The odds of winning a lottery are very low, but there are still some tips and tricks that can help you increase your chances of winning. These tips can include buying more tickets, using a lucky number, or playing a Quick Pick. However, it’s important to remember that the odds of winning a lottery are random and cannot be predicted.
People often think that their luck can change after they win the lottery, but this is not true. The fact is, luck plays a small role in winning the lottery and many winners lose all of their winnings within a few years. This is why it is essential to budget your money wisely and plan ahead when you buy a lottery ticket.
Americans spend over $80 billion a year on lotteries, but that money could be better spent on building an emergency fund or paying off debt. This is especially important because most people are living paycheck to paycheck. If you want to save money, try purchasing a local lottery instead of a national one. This way, you will have a much higher chance of winning!
If you’re lucky enough to hit the jackpot, it will be a life-changing experience. You can use the money to start a new business, travel the world, or even close all your debts. Regardless of what you choose to do with your winnings, make sure to take advantage of tax deductions if applicable. You will thank yourself later!
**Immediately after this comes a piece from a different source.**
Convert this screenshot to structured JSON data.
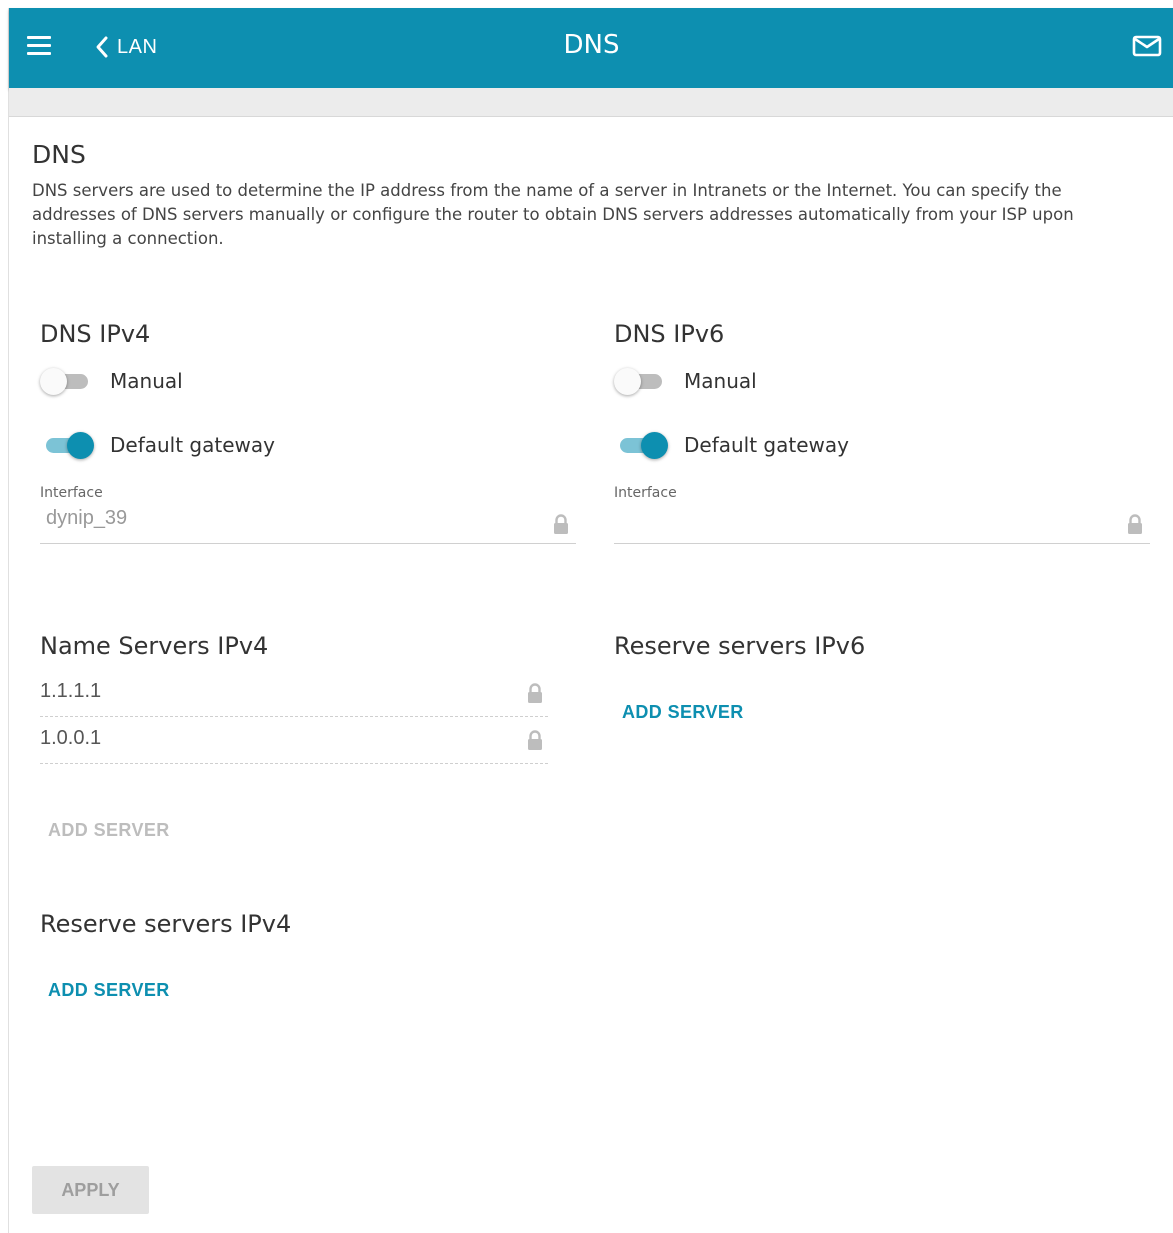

Many lottery winners don’t know what to do with their winnings. Some don’t pay their bills, and others end up in debt. In addition, many of them have terrible relationships with their families and friends. Some have even been killed. For example, Abraham Shakespeare was murdered after winning $31 million in 2006; Jeffrey Dampier dropped dead the day after his comparatively tame $20 million win; and Urooj Khan died of cyanide poisoning after a $1 million victory.
In the past, lottery commissions used to promote the idea that the games are good for society because of the revenue they raise for states. This message obscures the regressive nature of the lottery and convinces people that they’re playing for a good cause. However, the message has been lost in recent years as lottery sales have increased dramatically. This is due to the increasing popularity of mobile apps and social media sites. Many of these platforms promote the idea that there’s a new winner every day, which makes it harder for lottery players to see the truth behind their purchases.